§ **Required action**: Your task is to return all the entries below exactly, with every picture omitted.

§ **Listed records**:

________________

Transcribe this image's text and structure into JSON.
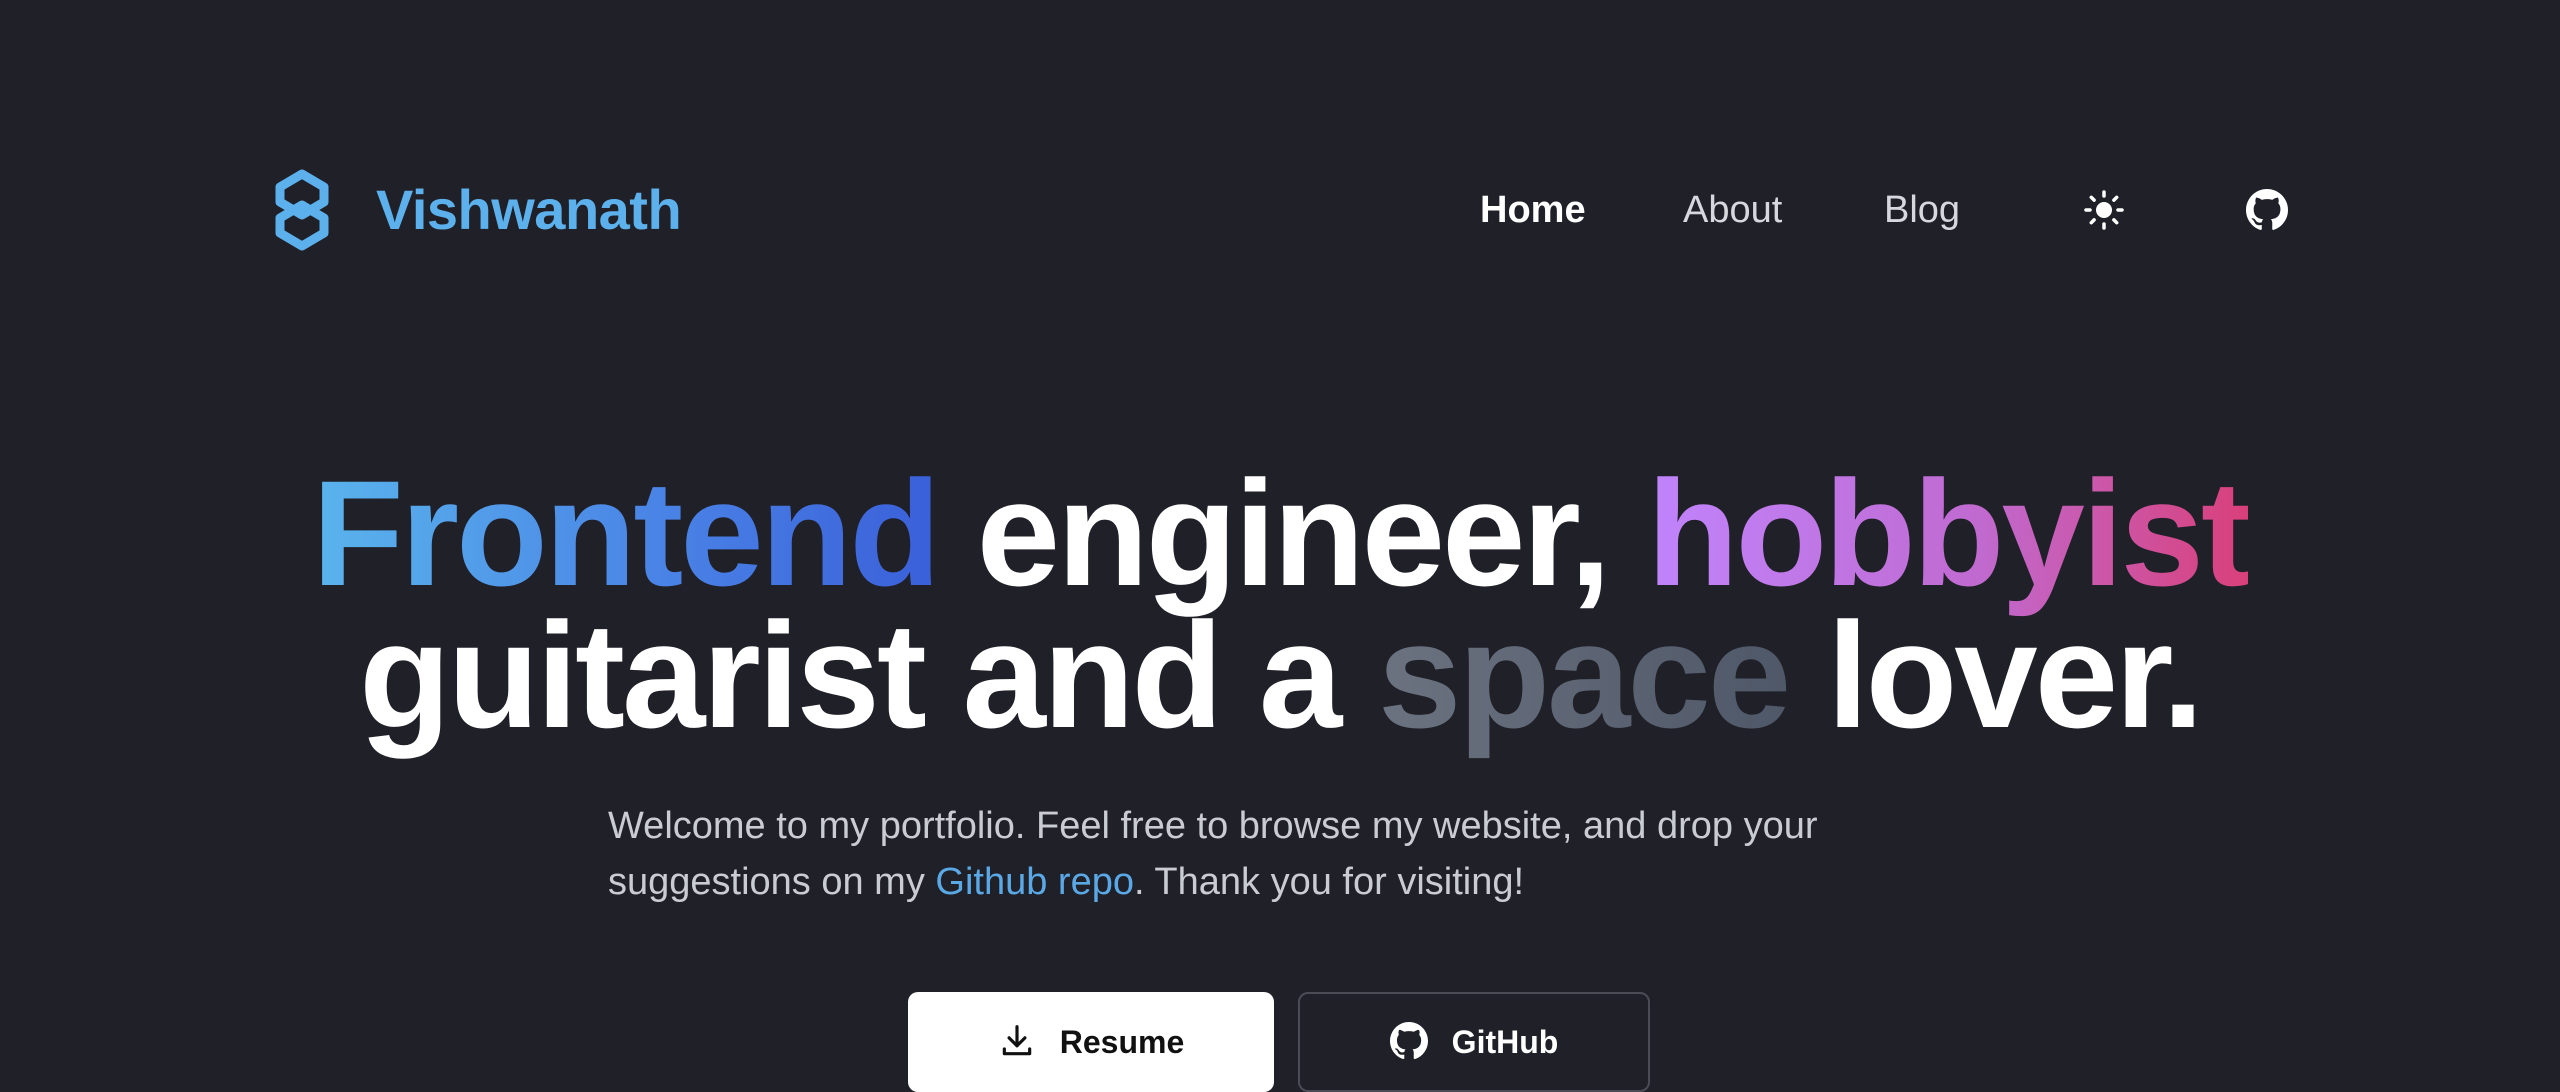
{
  "header": {
    "brand_name": "Vishwanath",
    "brand_logo_icon": "hexagon-link-logo-icon",
    "nav": {
      "home": "Home",
      "about": "About",
      "blog": "Blog"
    },
    "theme_toggle_icon": "sun-icon",
    "github_icon": "github-icon"
  },
  "hero": {
    "word_frontend": "Frontend",
    "text_engineer": " engineer, ",
    "word_hobbyist": "hobbyist",
    "text_guitarist": "guitarist and a ",
    "word_space": "space",
    "text_lover": " lover.",
    "intro_before_link": "Welcome to my portfolio. Feel free to browse my website, and drop your suggestions on my ",
    "intro_link": "Github repo",
    "intro_after_link": ". Thank you for visiting!"
  },
  "actions": {
    "resume_label": "Resume",
    "resume_icon": "download-icon",
    "github_label": "GitHub",
    "github_icon": "github-icon"
  },
  "colors": {
    "background": "#202028",
    "brand_blue": "#5cb0ec",
    "link_blue": "#5aa9e6",
    "gradient_blue": [
      "#5ab4ec",
      "#3a5fd9"
    ],
    "gradient_pink": [
      "#c084fc",
      "#d9407a"
    ],
    "gradient_gray": [
      "#6b7280",
      "#4f5868"
    ]
  }
}
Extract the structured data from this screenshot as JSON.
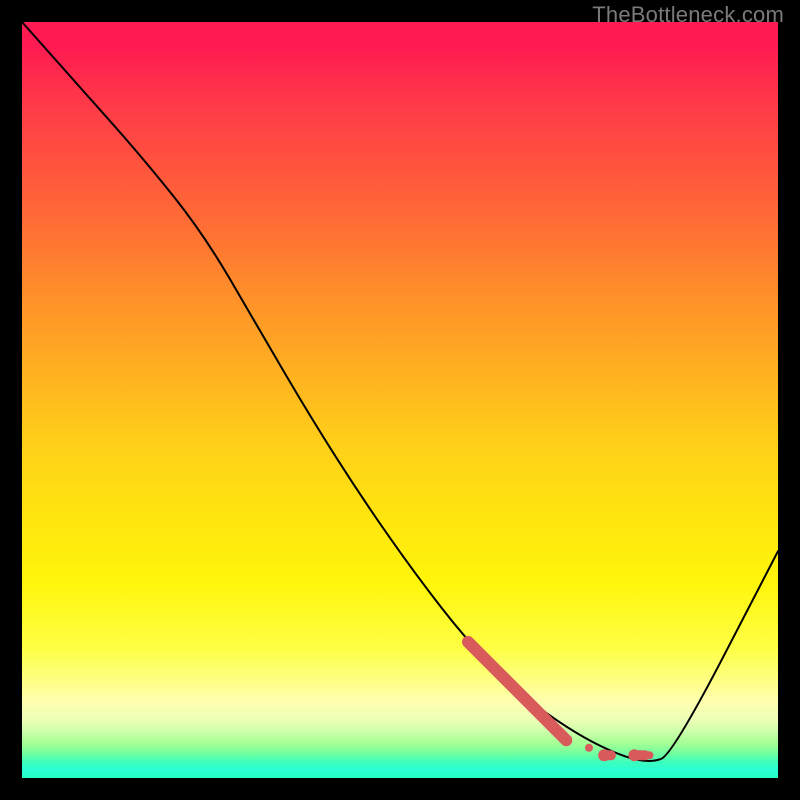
{
  "watermark": "TheBottleneck.com",
  "chart_data": {
    "type": "line",
    "title": "",
    "xlabel": "",
    "ylabel": "",
    "xlim": [
      0,
      100
    ],
    "ylim": [
      0,
      100
    ],
    "grid": false,
    "legend": false,
    "series": [
      {
        "name": "curve",
        "color": "#000000",
        "x": [
          0,
          8,
          16,
          24,
          31,
          38,
          45,
          52,
          59,
          66,
          73,
          79,
          83,
          86,
          100
        ],
        "values": [
          100,
          91,
          82,
          72,
          60,
          48,
          37,
          27,
          18,
          11,
          6,
          3,
          2,
          3,
          30
        ]
      },
      {
        "name": "highlight-dots",
        "color": "#d85a5a",
        "x": [
          59,
          63,
          67,
          70,
          72,
          75,
          77,
          78,
          81,
          83
        ],
        "values": [
          18,
          14,
          10,
          7,
          5,
          4,
          3,
          3,
          3,
          3
        ]
      }
    ]
  }
}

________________

§ **Answer to this exercise**:
Transcribe this image's text and structure into JSON.
{
  "header": {
    "brand_name": "Vishwanath",
    "brand_logo_icon": "hexagon-link-logo-icon",
    "nav": {
      "home": "Home",
      "about": "About",
      "blog": "Blog"
    },
    "theme_toggle_icon": "sun-icon",
    "github_icon": "github-icon"
  },
  "hero": {
    "word_frontend": "Frontend",
    "text_engineer": " engineer, ",
    "word_hobbyist": "hobbyist",
    "text_guitarist": "guitarist and a ",
    "word_space": "space",
    "text_lover": " lover.",
    "intro_before_link": "Welcome to my portfolio. Feel free to browse my website, and drop your suggestions on my ",
    "intro_link": "Github repo",
    "intro_after_link": ". Thank you for visiting!"
  },
  "actions": {
    "resume_label": "Resume",
    "resume_icon": "download-icon",
    "github_label": "GitHub",
    "github_icon": "github-icon"
  },
  "colors": {
    "background": "#202028",
    "brand_blue": "#5cb0ec",
    "link_blue": "#5aa9e6",
    "gradient_blue": [
      "#5ab4ec",
      "#3a5fd9"
    ],
    "gradient_pink": [
      "#c084fc",
      "#d9407a"
    ],
    "gradient_gray": [
      "#6b7280",
      "#4f5868"
    ]
  }
}
Extract the structured data from this screenshot as JSON.
{
  "watermark": "TheBottleneck.com",
  "chart_data": {
    "type": "line",
    "title": "",
    "xlabel": "",
    "ylabel": "",
    "xlim": [
      0,
      100
    ],
    "ylim": [
      0,
      100
    ],
    "grid": false,
    "legend": false,
    "series": [
      {
        "name": "curve",
        "color": "#000000",
        "x": [
          0,
          8,
          16,
          24,
          31,
          38,
          45,
          52,
          59,
          66,
          73,
          79,
          83,
          86,
          100
        ],
        "values": [
          100,
          91,
          82,
          72,
          60,
          48,
          37,
          27,
          18,
          11,
          6,
          3,
          2,
          3,
          30
        ]
      },
      {
        "name": "highlight-dots",
        "color": "#d85a5a",
        "x": [
          59,
          63,
          67,
          70,
          72,
          75,
          77,
          78,
          81,
          83
        ],
        "values": [
          18,
          14,
          10,
          7,
          5,
          4,
          3,
          3,
          3,
          3
        ]
      }
    ]
  }
}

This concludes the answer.